[Page and application data records]
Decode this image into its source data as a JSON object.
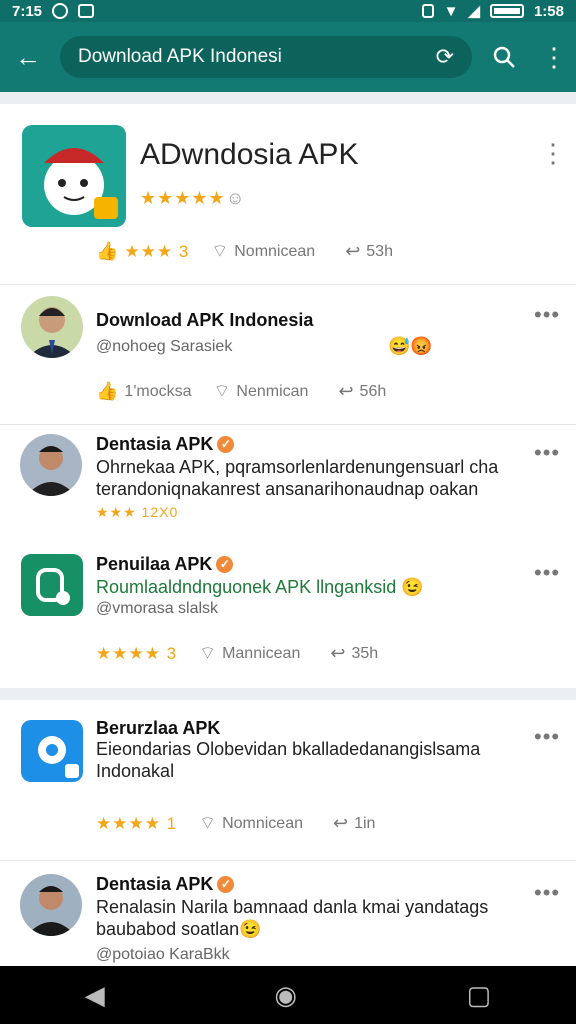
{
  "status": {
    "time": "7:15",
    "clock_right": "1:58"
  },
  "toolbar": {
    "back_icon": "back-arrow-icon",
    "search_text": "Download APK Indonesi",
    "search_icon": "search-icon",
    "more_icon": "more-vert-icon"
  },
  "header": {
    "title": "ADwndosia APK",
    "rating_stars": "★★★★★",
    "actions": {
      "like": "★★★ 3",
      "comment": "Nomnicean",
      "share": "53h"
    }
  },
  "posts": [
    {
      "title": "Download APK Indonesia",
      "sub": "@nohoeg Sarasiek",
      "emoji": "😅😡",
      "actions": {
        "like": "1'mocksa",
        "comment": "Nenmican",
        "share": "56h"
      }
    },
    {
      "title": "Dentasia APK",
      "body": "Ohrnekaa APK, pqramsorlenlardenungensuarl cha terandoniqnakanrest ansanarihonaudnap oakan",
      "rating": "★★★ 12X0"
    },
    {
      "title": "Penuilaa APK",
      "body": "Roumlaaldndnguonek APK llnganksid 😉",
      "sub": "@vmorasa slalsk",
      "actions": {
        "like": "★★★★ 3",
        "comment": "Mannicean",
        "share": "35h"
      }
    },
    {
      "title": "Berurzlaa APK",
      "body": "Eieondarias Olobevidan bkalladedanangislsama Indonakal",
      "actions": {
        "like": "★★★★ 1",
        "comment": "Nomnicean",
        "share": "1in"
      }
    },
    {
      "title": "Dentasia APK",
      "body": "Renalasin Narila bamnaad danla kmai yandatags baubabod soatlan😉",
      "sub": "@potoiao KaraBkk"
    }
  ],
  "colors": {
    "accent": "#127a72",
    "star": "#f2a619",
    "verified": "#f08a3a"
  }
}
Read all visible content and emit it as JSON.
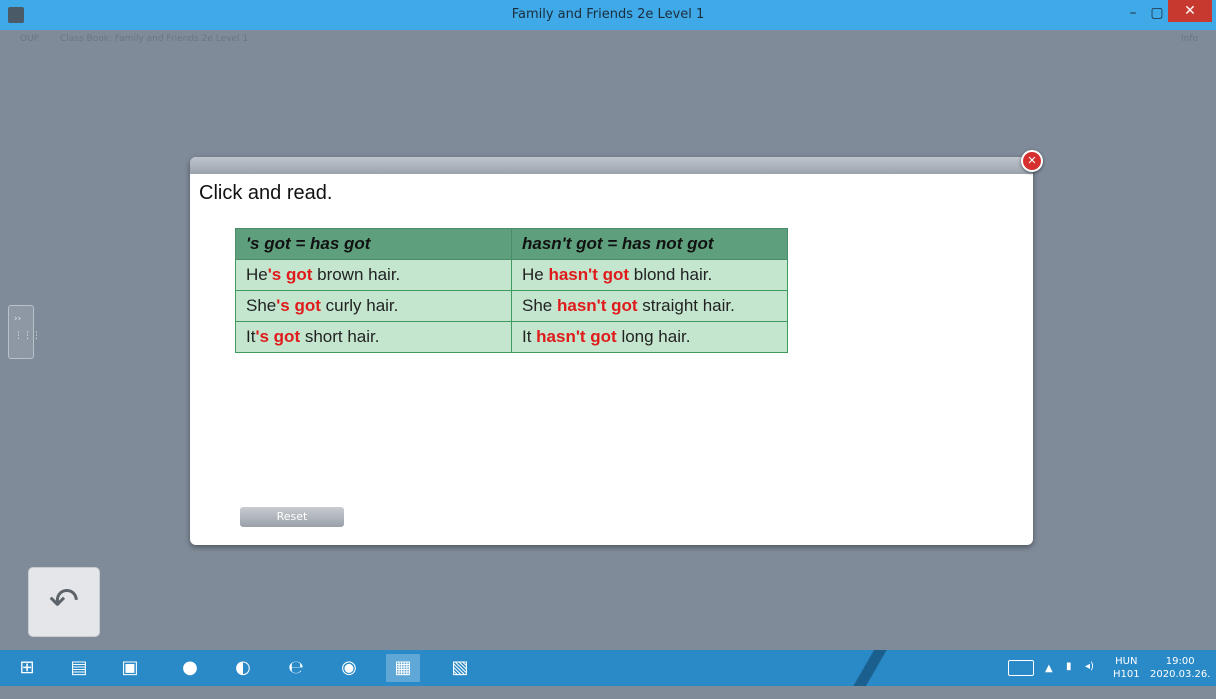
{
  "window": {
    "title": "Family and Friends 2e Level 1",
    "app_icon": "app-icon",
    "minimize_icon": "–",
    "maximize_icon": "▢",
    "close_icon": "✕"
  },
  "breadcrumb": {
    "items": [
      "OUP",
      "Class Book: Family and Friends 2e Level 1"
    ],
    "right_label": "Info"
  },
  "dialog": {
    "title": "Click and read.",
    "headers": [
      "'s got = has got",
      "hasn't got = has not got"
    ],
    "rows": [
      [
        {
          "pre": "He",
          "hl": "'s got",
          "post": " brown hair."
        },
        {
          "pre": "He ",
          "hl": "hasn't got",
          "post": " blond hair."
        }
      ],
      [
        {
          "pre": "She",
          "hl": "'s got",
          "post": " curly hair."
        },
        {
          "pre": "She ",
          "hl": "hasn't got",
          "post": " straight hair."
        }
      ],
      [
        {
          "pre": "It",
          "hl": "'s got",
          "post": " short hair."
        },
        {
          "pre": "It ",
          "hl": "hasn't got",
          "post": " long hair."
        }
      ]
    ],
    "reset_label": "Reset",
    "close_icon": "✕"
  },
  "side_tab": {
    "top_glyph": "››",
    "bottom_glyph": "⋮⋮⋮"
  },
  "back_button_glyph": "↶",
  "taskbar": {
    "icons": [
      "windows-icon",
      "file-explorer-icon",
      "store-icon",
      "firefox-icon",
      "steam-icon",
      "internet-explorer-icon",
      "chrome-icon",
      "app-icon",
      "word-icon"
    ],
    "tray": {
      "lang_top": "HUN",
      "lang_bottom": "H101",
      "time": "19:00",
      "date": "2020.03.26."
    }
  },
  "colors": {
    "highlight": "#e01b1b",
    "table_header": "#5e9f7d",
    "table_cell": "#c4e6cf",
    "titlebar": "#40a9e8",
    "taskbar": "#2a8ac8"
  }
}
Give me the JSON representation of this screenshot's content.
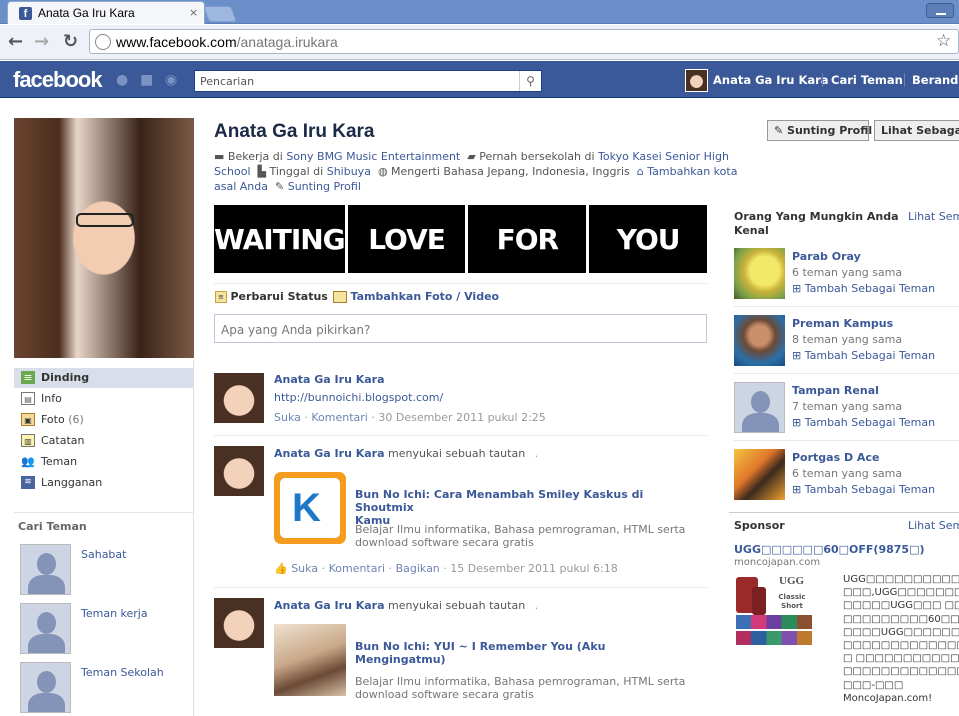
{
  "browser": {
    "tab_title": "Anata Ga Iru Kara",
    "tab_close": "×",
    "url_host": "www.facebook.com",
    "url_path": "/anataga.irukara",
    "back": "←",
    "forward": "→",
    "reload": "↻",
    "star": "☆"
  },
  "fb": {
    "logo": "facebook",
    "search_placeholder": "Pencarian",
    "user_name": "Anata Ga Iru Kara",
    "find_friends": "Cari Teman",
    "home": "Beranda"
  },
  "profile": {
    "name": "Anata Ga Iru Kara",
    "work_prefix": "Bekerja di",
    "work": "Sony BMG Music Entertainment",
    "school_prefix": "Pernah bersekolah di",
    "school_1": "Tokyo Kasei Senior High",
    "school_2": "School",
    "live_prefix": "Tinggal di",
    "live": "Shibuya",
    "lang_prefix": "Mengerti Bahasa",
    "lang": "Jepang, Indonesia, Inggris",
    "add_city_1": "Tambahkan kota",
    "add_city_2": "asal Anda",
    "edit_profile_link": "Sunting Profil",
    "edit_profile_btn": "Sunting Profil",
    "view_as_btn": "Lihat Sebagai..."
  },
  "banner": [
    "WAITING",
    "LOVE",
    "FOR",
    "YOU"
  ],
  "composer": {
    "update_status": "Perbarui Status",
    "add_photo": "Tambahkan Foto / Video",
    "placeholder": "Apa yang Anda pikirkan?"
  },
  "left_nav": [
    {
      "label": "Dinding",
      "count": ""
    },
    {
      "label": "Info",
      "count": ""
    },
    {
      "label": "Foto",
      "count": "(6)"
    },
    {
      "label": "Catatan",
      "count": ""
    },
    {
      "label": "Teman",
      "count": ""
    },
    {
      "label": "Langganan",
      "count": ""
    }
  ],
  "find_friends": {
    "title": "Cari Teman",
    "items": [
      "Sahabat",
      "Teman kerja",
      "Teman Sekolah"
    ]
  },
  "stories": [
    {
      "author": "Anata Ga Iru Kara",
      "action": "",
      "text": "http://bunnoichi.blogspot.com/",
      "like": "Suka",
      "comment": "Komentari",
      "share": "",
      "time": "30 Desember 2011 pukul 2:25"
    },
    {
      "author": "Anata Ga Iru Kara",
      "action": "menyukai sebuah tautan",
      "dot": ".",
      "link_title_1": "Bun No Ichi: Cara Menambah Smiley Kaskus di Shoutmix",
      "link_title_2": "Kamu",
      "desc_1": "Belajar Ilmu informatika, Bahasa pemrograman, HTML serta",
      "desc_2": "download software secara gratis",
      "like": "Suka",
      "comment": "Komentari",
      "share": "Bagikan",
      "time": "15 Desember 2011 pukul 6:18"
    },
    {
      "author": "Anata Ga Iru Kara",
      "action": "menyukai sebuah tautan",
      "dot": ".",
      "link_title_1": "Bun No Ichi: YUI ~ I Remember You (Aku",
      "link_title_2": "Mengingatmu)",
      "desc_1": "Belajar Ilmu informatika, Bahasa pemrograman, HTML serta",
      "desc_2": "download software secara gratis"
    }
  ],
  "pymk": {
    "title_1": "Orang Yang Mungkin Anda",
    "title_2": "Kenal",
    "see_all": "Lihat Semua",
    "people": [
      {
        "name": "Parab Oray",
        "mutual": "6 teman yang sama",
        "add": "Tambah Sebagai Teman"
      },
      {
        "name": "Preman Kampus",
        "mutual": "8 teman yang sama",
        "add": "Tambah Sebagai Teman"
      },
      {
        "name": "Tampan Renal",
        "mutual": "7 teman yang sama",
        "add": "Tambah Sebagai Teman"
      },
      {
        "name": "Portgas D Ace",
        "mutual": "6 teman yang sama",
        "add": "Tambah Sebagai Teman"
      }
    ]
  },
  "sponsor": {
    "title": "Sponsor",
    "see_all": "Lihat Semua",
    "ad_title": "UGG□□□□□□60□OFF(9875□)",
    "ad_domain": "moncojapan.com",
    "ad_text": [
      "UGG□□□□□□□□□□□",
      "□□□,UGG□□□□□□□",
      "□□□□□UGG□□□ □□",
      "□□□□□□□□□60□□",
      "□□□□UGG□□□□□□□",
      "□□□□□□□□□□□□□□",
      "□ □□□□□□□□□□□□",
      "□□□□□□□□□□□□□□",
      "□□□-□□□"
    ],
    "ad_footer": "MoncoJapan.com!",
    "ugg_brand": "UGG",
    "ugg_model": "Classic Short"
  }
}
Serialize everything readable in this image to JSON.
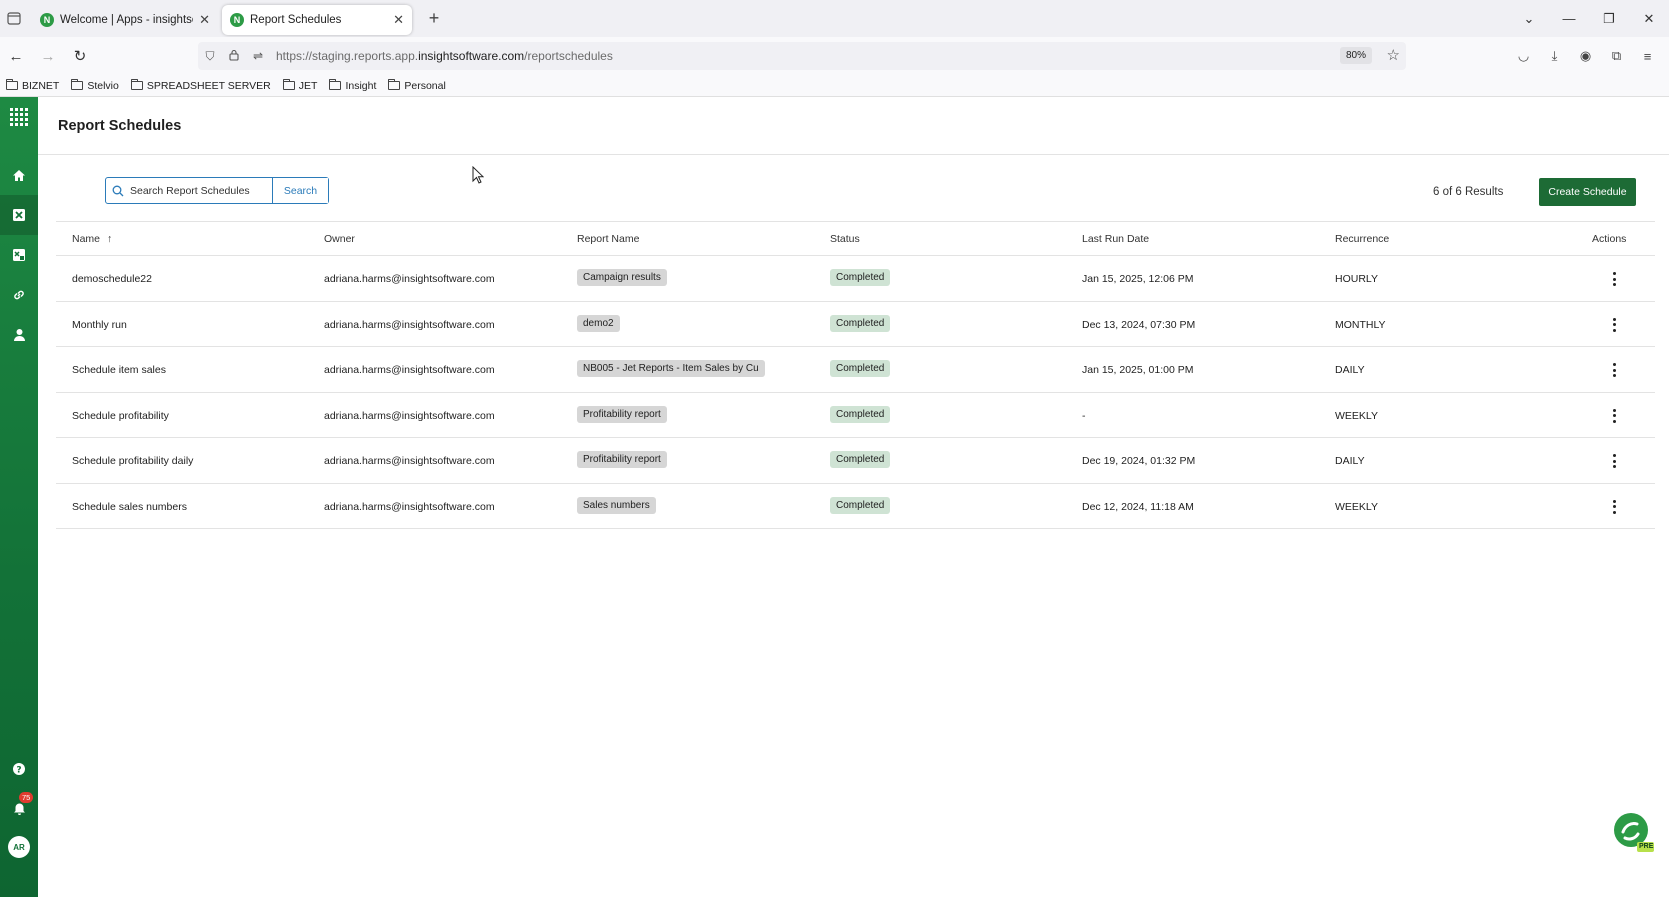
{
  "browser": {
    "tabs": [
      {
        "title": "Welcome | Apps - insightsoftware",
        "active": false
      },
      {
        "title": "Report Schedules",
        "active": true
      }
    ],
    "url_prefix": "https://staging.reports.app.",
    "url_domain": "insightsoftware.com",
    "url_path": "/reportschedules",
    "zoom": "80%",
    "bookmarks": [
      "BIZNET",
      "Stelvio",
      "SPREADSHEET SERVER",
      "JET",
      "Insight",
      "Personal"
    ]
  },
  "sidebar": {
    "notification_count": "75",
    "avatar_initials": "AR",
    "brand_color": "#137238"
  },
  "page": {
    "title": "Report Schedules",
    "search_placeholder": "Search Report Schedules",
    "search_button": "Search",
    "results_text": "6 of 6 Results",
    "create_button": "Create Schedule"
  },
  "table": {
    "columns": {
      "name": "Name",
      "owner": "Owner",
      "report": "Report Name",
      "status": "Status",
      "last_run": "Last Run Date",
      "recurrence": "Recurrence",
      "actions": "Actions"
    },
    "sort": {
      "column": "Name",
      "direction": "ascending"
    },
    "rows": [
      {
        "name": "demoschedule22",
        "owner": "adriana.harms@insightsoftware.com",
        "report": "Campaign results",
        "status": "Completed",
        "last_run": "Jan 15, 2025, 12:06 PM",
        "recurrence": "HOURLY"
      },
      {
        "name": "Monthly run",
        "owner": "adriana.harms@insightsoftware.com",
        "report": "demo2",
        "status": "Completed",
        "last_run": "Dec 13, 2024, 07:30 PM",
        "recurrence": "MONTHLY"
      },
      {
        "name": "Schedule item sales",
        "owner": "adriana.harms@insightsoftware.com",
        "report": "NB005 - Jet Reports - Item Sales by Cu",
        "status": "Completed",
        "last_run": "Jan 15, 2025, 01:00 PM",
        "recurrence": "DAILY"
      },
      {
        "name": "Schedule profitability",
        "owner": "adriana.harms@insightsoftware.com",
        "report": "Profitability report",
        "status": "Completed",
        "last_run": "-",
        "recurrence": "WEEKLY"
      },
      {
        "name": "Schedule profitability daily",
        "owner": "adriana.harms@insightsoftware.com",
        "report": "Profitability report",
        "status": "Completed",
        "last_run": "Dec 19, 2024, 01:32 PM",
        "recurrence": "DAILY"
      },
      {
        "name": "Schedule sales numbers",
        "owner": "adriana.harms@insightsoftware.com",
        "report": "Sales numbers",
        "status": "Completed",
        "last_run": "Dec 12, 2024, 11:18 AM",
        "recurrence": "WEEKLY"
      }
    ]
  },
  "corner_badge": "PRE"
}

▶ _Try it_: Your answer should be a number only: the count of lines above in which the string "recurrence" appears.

▶ _Reply_: 7